═════ Available data ═════

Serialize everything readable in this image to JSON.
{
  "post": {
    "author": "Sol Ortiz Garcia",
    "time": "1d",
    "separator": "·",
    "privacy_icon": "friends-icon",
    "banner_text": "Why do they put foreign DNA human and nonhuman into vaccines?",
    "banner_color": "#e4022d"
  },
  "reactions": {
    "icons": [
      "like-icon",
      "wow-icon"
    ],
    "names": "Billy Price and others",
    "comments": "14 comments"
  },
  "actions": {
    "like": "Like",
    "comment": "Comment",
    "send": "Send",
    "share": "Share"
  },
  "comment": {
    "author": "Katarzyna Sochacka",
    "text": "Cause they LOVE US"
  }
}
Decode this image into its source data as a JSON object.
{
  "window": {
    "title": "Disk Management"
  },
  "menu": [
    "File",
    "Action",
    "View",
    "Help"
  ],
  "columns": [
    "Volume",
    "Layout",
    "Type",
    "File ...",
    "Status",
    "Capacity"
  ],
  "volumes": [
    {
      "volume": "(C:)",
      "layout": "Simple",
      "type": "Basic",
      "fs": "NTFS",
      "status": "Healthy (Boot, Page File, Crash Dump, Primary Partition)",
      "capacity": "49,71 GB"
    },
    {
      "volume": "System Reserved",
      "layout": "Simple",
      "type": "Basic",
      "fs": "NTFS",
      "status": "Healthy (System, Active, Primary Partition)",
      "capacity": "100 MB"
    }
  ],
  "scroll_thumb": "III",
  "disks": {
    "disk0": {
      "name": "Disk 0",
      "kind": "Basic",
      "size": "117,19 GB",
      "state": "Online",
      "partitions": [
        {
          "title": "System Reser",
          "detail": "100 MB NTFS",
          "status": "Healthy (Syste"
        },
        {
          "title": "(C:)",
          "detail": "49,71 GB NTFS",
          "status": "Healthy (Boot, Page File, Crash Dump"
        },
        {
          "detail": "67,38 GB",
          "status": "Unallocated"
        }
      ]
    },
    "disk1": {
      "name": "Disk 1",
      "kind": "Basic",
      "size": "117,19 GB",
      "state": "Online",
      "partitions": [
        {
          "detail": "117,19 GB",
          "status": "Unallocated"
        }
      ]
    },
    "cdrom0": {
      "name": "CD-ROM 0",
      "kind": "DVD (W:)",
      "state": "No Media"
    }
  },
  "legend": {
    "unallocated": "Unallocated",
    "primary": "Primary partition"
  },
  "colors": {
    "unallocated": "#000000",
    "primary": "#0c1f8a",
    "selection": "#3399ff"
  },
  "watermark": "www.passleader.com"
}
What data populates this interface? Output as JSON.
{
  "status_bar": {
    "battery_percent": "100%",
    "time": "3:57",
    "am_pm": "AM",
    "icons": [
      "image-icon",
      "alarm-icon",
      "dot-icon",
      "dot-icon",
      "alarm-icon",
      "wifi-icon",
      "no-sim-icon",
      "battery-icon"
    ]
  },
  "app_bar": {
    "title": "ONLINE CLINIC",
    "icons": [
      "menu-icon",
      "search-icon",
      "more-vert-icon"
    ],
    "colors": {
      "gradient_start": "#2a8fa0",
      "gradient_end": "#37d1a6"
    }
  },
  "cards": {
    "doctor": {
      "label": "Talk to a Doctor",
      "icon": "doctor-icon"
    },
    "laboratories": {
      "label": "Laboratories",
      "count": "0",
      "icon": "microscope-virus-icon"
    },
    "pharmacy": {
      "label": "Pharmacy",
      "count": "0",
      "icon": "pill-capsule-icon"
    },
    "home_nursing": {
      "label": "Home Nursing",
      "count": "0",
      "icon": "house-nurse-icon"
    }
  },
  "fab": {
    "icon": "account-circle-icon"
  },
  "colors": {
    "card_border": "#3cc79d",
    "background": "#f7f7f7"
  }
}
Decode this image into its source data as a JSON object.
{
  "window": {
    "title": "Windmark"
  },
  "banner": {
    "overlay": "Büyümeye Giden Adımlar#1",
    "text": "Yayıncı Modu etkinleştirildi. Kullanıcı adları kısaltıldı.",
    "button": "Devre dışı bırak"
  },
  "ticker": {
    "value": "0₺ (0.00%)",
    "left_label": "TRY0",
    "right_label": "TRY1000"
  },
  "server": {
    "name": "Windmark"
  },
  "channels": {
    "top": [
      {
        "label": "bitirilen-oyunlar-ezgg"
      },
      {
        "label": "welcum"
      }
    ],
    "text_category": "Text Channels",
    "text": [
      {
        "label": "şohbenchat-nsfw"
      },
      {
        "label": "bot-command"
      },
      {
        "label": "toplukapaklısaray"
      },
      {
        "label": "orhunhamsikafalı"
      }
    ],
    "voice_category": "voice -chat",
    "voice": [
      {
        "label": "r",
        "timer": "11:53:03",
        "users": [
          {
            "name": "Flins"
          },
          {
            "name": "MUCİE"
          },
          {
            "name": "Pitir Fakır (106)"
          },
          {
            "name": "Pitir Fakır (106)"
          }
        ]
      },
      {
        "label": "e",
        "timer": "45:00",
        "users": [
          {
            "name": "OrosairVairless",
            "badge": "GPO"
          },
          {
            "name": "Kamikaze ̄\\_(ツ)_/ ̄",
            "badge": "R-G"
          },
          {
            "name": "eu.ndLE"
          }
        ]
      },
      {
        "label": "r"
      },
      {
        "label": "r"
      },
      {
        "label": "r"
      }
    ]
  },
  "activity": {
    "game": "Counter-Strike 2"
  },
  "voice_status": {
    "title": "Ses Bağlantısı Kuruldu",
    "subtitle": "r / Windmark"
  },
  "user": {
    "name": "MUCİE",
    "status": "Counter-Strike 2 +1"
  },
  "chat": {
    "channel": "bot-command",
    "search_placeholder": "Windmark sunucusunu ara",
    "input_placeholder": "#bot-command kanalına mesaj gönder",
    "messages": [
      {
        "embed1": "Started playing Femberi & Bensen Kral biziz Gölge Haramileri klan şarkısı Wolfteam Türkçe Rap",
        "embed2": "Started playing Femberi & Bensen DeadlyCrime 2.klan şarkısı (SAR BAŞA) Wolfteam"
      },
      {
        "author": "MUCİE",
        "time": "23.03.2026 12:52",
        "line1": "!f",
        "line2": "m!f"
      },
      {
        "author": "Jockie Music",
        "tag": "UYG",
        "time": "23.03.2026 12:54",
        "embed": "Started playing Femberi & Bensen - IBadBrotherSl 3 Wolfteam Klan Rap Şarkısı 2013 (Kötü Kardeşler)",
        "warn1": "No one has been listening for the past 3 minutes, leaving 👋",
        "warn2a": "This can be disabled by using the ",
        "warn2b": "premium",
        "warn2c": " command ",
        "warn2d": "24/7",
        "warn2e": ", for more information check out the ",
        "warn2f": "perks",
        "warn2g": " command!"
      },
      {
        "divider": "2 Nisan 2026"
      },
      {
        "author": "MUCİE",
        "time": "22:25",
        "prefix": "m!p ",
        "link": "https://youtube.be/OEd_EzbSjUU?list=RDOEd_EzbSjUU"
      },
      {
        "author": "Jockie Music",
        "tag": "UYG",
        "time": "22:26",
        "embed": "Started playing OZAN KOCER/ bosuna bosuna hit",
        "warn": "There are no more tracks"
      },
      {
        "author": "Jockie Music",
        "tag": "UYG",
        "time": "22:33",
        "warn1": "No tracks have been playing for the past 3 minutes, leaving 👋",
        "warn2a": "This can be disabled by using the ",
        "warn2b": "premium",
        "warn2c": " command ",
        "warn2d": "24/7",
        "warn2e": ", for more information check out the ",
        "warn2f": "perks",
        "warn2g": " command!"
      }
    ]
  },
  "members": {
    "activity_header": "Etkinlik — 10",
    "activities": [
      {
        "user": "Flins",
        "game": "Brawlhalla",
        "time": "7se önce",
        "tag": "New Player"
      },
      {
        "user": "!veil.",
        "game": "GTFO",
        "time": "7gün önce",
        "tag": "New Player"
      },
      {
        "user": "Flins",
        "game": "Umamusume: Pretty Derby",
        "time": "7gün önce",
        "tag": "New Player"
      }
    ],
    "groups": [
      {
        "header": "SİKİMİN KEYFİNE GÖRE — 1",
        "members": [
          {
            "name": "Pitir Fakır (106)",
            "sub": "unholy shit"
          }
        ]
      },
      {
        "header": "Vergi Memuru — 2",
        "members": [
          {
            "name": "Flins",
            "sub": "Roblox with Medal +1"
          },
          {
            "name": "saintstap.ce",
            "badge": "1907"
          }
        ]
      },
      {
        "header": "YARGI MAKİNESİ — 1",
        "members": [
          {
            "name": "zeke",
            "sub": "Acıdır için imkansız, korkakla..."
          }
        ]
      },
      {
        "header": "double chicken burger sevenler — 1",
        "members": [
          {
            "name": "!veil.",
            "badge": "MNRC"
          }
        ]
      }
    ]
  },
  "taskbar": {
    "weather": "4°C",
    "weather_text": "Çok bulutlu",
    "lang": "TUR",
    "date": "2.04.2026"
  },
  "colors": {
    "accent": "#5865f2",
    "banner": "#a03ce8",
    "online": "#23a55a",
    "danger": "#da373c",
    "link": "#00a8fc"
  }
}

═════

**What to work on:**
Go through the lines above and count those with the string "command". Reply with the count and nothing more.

**Result:**
7